This study uses a small, non-representative household survey (1988) of 692 households in Mexico to examine the effects of international migration on income distribution. Results suggest that income inequality decreases with international migration up to a point, after which inequality increases. At advanced stages of international migration, households with more income benefit more.
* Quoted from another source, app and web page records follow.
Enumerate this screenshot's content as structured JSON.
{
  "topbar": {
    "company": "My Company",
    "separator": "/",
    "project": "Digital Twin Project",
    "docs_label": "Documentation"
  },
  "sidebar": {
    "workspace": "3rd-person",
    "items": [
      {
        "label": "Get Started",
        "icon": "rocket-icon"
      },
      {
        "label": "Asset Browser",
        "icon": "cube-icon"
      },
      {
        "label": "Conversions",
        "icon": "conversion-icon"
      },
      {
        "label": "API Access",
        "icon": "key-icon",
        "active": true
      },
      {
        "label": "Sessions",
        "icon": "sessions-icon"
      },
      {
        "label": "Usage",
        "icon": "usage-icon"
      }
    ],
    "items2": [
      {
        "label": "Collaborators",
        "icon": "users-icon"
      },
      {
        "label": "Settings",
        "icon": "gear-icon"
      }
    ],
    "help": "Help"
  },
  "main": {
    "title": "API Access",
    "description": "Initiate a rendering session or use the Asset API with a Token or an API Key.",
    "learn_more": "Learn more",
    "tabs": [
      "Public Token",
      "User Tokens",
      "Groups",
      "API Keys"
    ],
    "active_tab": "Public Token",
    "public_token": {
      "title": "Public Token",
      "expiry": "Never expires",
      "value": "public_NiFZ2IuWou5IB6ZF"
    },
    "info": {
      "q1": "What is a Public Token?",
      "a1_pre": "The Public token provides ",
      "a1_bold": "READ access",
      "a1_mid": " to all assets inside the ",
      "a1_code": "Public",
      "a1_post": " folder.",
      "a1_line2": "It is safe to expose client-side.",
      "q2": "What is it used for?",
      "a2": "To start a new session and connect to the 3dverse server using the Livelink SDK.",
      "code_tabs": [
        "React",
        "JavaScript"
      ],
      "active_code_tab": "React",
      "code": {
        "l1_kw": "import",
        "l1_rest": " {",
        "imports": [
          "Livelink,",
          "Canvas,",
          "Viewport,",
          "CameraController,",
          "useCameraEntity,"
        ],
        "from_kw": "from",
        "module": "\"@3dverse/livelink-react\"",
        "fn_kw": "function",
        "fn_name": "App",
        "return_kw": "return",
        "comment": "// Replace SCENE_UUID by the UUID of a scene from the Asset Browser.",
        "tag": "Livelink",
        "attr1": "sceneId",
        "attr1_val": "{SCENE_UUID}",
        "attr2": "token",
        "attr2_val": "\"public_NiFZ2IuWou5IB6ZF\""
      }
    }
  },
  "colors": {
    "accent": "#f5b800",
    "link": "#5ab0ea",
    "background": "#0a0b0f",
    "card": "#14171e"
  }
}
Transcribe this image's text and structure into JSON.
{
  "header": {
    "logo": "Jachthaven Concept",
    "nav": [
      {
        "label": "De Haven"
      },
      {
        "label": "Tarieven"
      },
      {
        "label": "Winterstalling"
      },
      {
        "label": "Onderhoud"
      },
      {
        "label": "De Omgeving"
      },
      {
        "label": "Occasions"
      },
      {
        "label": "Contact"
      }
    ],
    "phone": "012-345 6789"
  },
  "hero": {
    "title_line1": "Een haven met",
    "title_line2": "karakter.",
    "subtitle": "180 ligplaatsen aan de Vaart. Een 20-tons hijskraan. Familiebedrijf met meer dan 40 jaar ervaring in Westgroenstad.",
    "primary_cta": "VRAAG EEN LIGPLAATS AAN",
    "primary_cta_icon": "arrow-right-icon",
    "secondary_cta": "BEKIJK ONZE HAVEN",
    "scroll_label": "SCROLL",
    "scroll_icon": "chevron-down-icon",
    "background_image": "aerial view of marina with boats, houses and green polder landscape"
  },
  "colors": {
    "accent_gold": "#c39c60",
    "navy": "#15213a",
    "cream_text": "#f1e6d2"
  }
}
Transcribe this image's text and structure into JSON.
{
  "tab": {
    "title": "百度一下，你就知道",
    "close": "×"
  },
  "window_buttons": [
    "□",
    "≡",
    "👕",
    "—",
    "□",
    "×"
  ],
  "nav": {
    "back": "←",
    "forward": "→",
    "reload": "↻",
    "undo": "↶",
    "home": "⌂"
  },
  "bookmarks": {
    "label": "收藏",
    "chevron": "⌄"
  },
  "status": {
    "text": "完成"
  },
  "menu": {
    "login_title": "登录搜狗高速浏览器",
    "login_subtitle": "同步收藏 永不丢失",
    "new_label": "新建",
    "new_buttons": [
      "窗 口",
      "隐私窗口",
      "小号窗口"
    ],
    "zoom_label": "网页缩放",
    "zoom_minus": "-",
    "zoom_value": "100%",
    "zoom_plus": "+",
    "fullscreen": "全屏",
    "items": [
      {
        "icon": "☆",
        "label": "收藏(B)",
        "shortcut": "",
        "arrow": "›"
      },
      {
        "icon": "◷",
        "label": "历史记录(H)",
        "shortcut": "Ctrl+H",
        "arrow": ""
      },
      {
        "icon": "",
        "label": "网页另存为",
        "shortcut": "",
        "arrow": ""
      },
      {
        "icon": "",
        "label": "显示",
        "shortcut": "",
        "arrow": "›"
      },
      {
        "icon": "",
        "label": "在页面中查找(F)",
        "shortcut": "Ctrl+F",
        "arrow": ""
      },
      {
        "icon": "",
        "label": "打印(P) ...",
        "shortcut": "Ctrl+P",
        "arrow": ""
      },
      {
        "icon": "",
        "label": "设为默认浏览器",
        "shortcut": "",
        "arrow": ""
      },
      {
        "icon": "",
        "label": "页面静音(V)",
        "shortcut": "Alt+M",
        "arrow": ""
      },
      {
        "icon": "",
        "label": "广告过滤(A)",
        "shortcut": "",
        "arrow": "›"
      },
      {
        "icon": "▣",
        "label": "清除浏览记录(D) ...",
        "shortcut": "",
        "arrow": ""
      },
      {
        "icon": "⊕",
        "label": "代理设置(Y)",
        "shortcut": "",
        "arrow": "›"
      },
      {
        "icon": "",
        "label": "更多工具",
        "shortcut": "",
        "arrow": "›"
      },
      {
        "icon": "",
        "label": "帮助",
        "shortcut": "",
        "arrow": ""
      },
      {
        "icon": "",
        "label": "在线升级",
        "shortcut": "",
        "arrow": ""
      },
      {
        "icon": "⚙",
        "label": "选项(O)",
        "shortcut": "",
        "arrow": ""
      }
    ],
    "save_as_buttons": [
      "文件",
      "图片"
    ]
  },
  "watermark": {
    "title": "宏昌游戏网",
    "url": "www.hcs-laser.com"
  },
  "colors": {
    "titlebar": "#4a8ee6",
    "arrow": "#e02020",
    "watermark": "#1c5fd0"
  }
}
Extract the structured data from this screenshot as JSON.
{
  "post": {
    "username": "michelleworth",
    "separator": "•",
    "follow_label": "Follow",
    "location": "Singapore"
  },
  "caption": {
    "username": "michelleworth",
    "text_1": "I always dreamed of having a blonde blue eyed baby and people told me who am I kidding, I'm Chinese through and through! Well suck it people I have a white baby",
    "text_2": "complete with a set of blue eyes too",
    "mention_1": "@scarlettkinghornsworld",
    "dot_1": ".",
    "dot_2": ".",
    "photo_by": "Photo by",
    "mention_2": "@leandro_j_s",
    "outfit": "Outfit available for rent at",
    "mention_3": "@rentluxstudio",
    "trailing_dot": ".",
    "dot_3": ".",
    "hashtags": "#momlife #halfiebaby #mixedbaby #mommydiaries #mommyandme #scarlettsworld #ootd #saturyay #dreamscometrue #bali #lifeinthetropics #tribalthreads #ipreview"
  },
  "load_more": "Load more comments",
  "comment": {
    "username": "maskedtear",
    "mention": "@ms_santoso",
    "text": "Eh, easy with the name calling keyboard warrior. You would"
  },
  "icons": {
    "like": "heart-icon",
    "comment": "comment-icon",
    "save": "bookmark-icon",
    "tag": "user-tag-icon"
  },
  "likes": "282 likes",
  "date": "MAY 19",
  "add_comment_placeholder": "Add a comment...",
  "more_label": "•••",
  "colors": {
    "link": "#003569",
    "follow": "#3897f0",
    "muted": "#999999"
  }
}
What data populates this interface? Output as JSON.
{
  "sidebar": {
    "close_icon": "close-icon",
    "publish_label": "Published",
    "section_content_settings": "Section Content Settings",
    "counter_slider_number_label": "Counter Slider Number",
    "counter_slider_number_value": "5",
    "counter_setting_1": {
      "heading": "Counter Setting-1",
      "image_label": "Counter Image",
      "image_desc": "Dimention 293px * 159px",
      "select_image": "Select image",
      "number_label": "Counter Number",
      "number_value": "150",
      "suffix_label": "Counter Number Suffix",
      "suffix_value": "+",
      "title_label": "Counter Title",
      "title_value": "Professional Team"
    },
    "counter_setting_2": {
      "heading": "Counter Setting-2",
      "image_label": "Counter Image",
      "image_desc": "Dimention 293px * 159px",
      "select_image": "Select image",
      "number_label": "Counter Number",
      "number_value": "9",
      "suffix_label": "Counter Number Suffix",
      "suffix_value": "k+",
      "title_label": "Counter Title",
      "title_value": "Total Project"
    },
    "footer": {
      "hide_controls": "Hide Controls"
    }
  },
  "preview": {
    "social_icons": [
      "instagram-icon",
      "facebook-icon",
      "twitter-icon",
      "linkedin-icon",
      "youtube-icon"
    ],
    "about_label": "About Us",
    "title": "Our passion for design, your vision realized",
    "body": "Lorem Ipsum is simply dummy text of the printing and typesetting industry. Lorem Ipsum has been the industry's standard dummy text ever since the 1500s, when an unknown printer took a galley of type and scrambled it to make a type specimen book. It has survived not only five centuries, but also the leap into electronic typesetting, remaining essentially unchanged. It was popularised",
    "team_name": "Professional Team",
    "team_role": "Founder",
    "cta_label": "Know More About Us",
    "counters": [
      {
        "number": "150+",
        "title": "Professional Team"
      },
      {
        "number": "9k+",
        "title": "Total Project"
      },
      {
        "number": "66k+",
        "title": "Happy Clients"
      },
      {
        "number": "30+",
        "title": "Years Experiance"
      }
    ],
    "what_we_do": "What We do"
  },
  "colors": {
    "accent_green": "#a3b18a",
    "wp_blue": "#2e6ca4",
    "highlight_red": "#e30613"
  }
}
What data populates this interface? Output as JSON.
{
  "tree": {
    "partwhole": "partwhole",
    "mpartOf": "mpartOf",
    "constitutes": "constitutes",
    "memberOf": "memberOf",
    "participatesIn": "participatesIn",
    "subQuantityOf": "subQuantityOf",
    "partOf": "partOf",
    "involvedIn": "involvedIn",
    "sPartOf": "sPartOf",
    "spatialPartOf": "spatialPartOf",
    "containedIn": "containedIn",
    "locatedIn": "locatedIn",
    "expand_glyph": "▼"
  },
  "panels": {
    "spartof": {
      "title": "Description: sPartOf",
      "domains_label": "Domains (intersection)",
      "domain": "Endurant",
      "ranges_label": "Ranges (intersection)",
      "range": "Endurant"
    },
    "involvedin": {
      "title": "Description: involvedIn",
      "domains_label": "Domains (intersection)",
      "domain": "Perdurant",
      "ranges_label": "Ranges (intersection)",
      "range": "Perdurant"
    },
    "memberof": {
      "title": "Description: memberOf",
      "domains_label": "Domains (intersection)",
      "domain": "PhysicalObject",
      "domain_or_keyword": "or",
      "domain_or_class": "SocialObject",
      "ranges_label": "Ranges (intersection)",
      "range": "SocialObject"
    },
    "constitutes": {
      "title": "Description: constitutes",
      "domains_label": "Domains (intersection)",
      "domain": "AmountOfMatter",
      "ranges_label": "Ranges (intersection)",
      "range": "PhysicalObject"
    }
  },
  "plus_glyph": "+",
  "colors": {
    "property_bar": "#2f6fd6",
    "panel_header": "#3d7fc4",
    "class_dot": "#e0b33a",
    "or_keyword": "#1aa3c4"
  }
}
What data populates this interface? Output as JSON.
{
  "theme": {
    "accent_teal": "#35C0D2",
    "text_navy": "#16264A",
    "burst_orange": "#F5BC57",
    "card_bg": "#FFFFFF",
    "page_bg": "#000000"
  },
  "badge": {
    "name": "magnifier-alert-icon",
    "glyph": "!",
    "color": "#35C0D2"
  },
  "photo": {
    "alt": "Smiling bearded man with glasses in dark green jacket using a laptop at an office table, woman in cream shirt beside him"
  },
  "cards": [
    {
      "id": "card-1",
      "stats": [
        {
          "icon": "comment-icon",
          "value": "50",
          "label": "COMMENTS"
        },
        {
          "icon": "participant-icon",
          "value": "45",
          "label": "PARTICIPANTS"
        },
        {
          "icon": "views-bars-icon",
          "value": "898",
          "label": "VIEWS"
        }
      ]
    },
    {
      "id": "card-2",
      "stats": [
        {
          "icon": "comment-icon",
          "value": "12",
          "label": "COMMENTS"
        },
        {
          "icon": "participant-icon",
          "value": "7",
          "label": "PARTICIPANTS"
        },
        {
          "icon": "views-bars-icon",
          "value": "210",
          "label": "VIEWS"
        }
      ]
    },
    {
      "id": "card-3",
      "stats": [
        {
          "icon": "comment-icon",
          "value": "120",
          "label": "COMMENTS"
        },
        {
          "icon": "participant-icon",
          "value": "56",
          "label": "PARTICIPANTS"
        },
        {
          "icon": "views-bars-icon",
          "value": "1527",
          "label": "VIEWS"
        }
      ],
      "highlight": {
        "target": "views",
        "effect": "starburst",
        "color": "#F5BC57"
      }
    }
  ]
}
By contrast, results suggest that at advanced stages of migration, rural income inequality improves more than urban income inequality because agricultural investments made by rural migrants enable farming elites to rise above the traditional urban business class.
©1998 John Wiley & Sons, Inc. Reproduced with permission of John Wiley & Sons, Inc.